__Your objective__
Skip the pictures and return every entry exactly as written.

__Input data__
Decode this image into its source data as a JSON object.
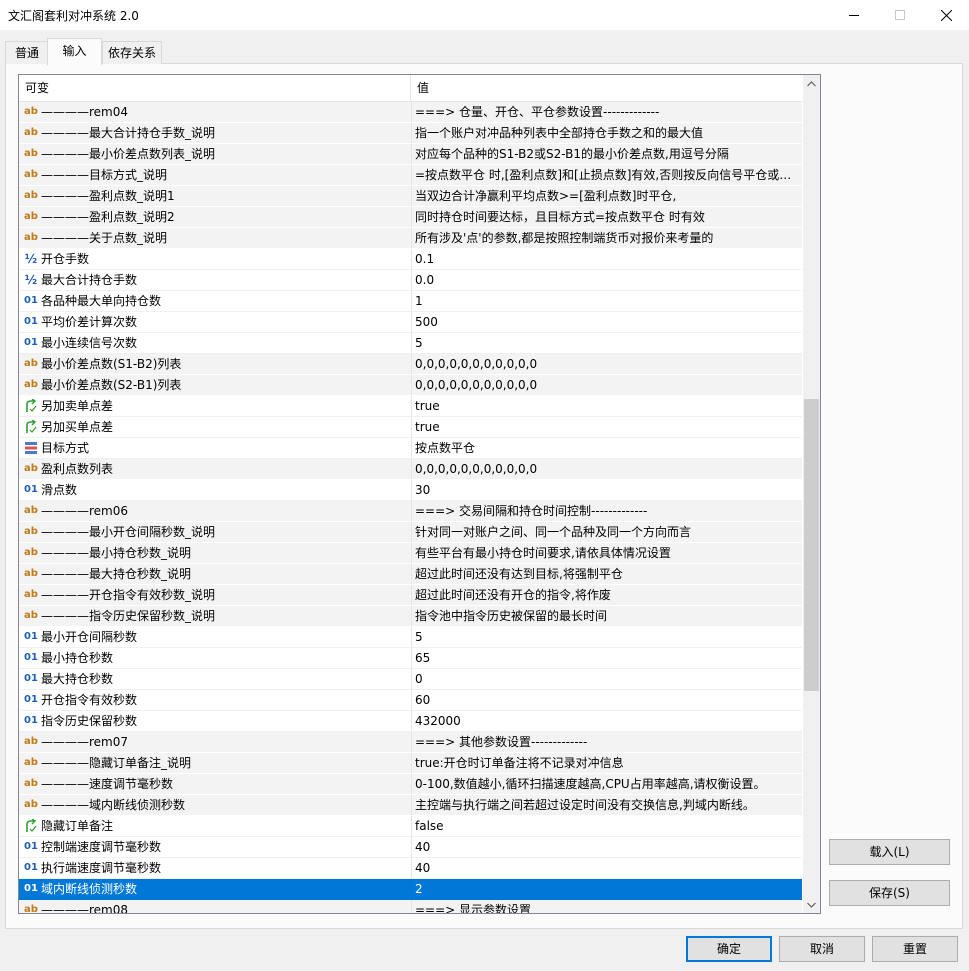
{
  "window": {
    "title": "文汇阁套利对冲系统 2.0"
  },
  "tabs": [
    {
      "label": "普通"
    },
    {
      "label": "输入"
    },
    {
      "label": "依存关系"
    }
  ],
  "grid": {
    "columns": {
      "name": "可变",
      "value": "值"
    },
    "rows": [
      {
        "icon": "ab",
        "name": "————rem04",
        "value": "===> 仓量、开仓、平仓参数设置-------------"
      },
      {
        "icon": "ab",
        "name": "————最大合计持仓手数_说明",
        "value": "指一个账户对冲品种列表中全部持仓手数之和的最大值"
      },
      {
        "icon": "ab",
        "name": "————最小价差点数列表_说明",
        "value": "对应每个品种的S1-B2或S2-B1的最小价差点数,用逗号分隔"
      },
      {
        "icon": "ab",
        "name": "————目标方式_说明",
        "value": "=按点数平仓 时,[盈利点数]和[止损点数]有效,否则按反向信号平仓或不..."
      },
      {
        "icon": "ab",
        "name": "————盈利点数_说明1",
        "value": "当双边合计净赢利平均点数>=[盈利点数]时平仓,"
      },
      {
        "icon": "ab",
        "name": "————盈利点数_说明2",
        "value": "  同时持仓时间要达标，且目标方式=按点数平仓 时有效"
      },
      {
        "icon": "ab",
        "name": "————关于点数_说明",
        "value": "所有涉及'点'的参数,都是按照控制端货币对报价来考量的"
      },
      {
        "icon": "half",
        "name": "开仓手数",
        "value": "0.1"
      },
      {
        "icon": "half",
        "name": "最大合计持仓手数",
        "value": "0.0"
      },
      {
        "icon": "num",
        "name": "各品种最大单向持仓数",
        "value": "1"
      },
      {
        "icon": "num",
        "name": "平均价差计算次数",
        "value": "500"
      },
      {
        "icon": "num",
        "name": "最小连续信号次数",
        "value": "5"
      },
      {
        "icon": "ab",
        "name": "最小价差点数(S1-B2)列表",
        "value": "0,0,0,0,0,0,0,0,0,0,0"
      },
      {
        "icon": "ab",
        "name": "最小价差点数(S2-B1)列表",
        "value": "0,0,0,0,0,0,0,0,0,0,0"
      },
      {
        "icon": "bool",
        "name": "另加卖单点差",
        "value": "true"
      },
      {
        "icon": "bool",
        "name": "另加买单点差",
        "value": "true"
      },
      {
        "icon": "enum",
        "name": "目标方式",
        "value": "按点数平仓"
      },
      {
        "icon": "ab",
        "name": "盈利点数列表",
        "value": "0,0,0,0,0,0,0,0,0,0,0"
      },
      {
        "icon": "num",
        "name": "滑点数",
        "value": "30"
      },
      {
        "icon": "ab",
        "name": "————rem06",
        "value": "===> 交易间隔和持仓时间控制-------------"
      },
      {
        "icon": "ab",
        "name": "————最小开仓间隔秒数_说明",
        "value": "针对同一对账户之间、同一个品种及同一个方向而言"
      },
      {
        "icon": "ab",
        "name": "————最小持仓秒数_说明",
        "value": "有些平台有最小持仓时间要求,请依具体情况设置"
      },
      {
        "icon": "ab",
        "name": "————最大持仓秒数_说明",
        "value": "超过此时间还没有达到目标,将强制平仓"
      },
      {
        "icon": "ab",
        "name": "————开仓指令有效秒数_说明",
        "value": "超过此时间还没有开仓的指令,将作废"
      },
      {
        "icon": "ab",
        "name": "————指令历史保留秒数_说明",
        "value": "指令池中指令历史被保留的最长时间"
      },
      {
        "icon": "num",
        "name": "最小开仓间隔秒数",
        "value": "5"
      },
      {
        "icon": "num",
        "name": "最小持仓秒数",
        "value": "65"
      },
      {
        "icon": "num",
        "name": "最大持仓秒数",
        "value": "0"
      },
      {
        "icon": "num",
        "name": "开仓指令有效秒数",
        "value": "60"
      },
      {
        "icon": "num",
        "name": "指令历史保留秒数",
        "value": "432000"
      },
      {
        "icon": "ab",
        "name": "————rem07",
        "value": "===> 其他参数设置-------------"
      },
      {
        "icon": "ab",
        "name": "————隐藏订单备注_说明",
        "value": "true:开仓时订单备注将不记录对冲信息"
      },
      {
        "icon": "ab",
        "name": "————速度调节毫秒数",
        "value": "0-100,数值越小,循环扫描速度越高,CPU占用率越高,请权衡设置。"
      },
      {
        "icon": "ab",
        "name": "————域内断线侦测秒数",
        "value": "主控端与执行端之间若超过设定时间没有交换信息,判域内断线。"
      },
      {
        "icon": "bool",
        "name": "隐藏订单备注",
        "value": "false"
      },
      {
        "icon": "num",
        "name": "控制端速度调节毫秒数",
        "value": "40"
      },
      {
        "icon": "num",
        "name": "执行端速度调节毫秒数",
        "value": "40"
      },
      {
        "icon": "num",
        "name": "域内断线侦测秒数",
        "value": "2",
        "selected": true
      },
      {
        "icon": "ab",
        "name": "————rem08",
        "value": "===> 显示参数设置"
      }
    ]
  },
  "icon_glyphs": {
    "ab": "ab",
    "num": "01",
    "half": "½"
  },
  "side_buttons": {
    "load": "载入(L)",
    "save": "保存(S)"
  },
  "footer": {
    "ok": "确定",
    "cancel": "取消",
    "reset": "重置"
  },
  "colors": {
    "selection": "#0078d7",
    "window_bg": "#f0f0f0"
  }
}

__Task result__
Decode this image into its source data as a JSON object.
{
  "window": {
    "title": "文汇阁套利对冲系统 2.0"
  },
  "tabs": [
    {
      "label": "普通"
    },
    {
      "label": "输入"
    },
    {
      "label": "依存关系"
    }
  ],
  "grid": {
    "columns": {
      "name": "可变",
      "value": "值"
    },
    "rows": [
      {
        "icon": "ab",
        "name": "————rem04",
        "value": "===> 仓量、开仓、平仓参数设置-------------"
      },
      {
        "icon": "ab",
        "name": "————最大合计持仓手数_说明",
        "value": "指一个账户对冲品种列表中全部持仓手数之和的最大值"
      },
      {
        "icon": "ab",
        "name": "————最小价差点数列表_说明",
        "value": "对应每个品种的S1-B2或S2-B1的最小价差点数,用逗号分隔"
      },
      {
        "icon": "ab",
        "name": "————目标方式_说明",
        "value": "=按点数平仓 时,[盈利点数]和[止损点数]有效,否则按反向信号平仓或不..."
      },
      {
        "icon": "ab",
        "name": "————盈利点数_说明1",
        "value": "当双边合计净赢利平均点数>=[盈利点数]时平仓,"
      },
      {
        "icon": "ab",
        "name": "————盈利点数_说明2",
        "value": "  同时持仓时间要达标，且目标方式=按点数平仓 时有效"
      },
      {
        "icon": "ab",
        "name": "————关于点数_说明",
        "value": "所有涉及'点'的参数,都是按照控制端货币对报价来考量的"
      },
      {
        "icon": "half",
        "name": "开仓手数",
        "value": "0.1"
      },
      {
        "icon": "half",
        "name": "最大合计持仓手数",
        "value": "0.0"
      },
      {
        "icon": "num",
        "name": "各品种最大单向持仓数",
        "value": "1"
      },
      {
        "icon": "num",
        "name": "平均价差计算次数",
        "value": "500"
      },
      {
        "icon": "num",
        "name": "最小连续信号次数",
        "value": "5"
      },
      {
        "icon": "ab",
        "name": "最小价差点数(S1-B2)列表",
        "value": "0,0,0,0,0,0,0,0,0,0,0"
      },
      {
        "icon": "ab",
        "name": "最小价差点数(S2-B1)列表",
        "value": "0,0,0,0,0,0,0,0,0,0,0"
      },
      {
        "icon": "bool",
        "name": "另加卖单点差",
        "value": "true"
      },
      {
        "icon": "bool",
        "name": "另加买单点差",
        "value": "true"
      },
      {
        "icon": "enum",
        "name": "目标方式",
        "value": "按点数平仓"
      },
      {
        "icon": "ab",
        "name": "盈利点数列表",
        "value": "0,0,0,0,0,0,0,0,0,0,0"
      },
      {
        "icon": "num",
        "name": "滑点数",
        "value": "30"
      },
      {
        "icon": "ab",
        "name": "————rem06",
        "value": "===> 交易间隔和持仓时间控制-------------"
      },
      {
        "icon": "ab",
        "name": "————最小开仓间隔秒数_说明",
        "value": "针对同一对账户之间、同一个品种及同一个方向而言"
      },
      {
        "icon": "ab",
        "name": "————最小持仓秒数_说明",
        "value": "有些平台有最小持仓时间要求,请依具体情况设置"
      },
      {
        "icon": "ab",
        "name": "————最大持仓秒数_说明",
        "value": "超过此时间还没有达到目标,将强制平仓"
      },
      {
        "icon": "ab",
        "name": "————开仓指令有效秒数_说明",
        "value": "超过此时间还没有开仓的指令,将作废"
      },
      {
        "icon": "ab",
        "name": "————指令历史保留秒数_说明",
        "value": "指令池中指令历史被保留的最长时间"
      },
      {
        "icon": "num",
        "name": "最小开仓间隔秒数",
        "value": "5"
      },
      {
        "icon": "num",
        "name": "最小持仓秒数",
        "value": "65"
      },
      {
        "icon": "num",
        "name": "最大持仓秒数",
        "value": "0"
      },
      {
        "icon": "num",
        "name": "开仓指令有效秒数",
        "value": "60"
      },
      {
        "icon": "num",
        "name": "指令历史保留秒数",
        "value": "432000"
      },
      {
        "icon": "ab",
        "name": "————rem07",
        "value": "===> 其他参数设置-------------"
      },
      {
        "icon": "ab",
        "name": "————隐藏订单备注_说明",
        "value": "true:开仓时订单备注将不记录对冲信息"
      },
      {
        "icon": "ab",
        "name": "————速度调节毫秒数",
        "value": "0-100,数值越小,循环扫描速度越高,CPU占用率越高,请权衡设置。"
      },
      {
        "icon": "ab",
        "name": "————域内断线侦测秒数",
        "value": "主控端与执行端之间若超过设定时间没有交换信息,判域内断线。"
      },
      {
        "icon": "bool",
        "name": "隐藏订单备注",
        "value": "false"
      },
      {
        "icon": "num",
        "name": "控制端速度调节毫秒数",
        "value": "40"
      },
      {
        "icon": "num",
        "name": "执行端速度调节毫秒数",
        "value": "40"
      },
      {
        "icon": "num",
        "name": "域内断线侦测秒数",
        "value": "2",
        "selected": true
      },
      {
        "icon": "ab",
        "name": "————rem08",
        "value": "===> 显示参数设置"
      }
    ]
  },
  "icon_glyphs": {
    "ab": "ab",
    "num": "01",
    "half": "½"
  },
  "side_buttons": {
    "load": "载入(L)",
    "save": "保存(S)"
  },
  "footer": {
    "ok": "确定",
    "cancel": "取消",
    "reset": "重置"
  },
  "colors": {
    "selection": "#0078d7",
    "window_bg": "#f0f0f0"
  }
}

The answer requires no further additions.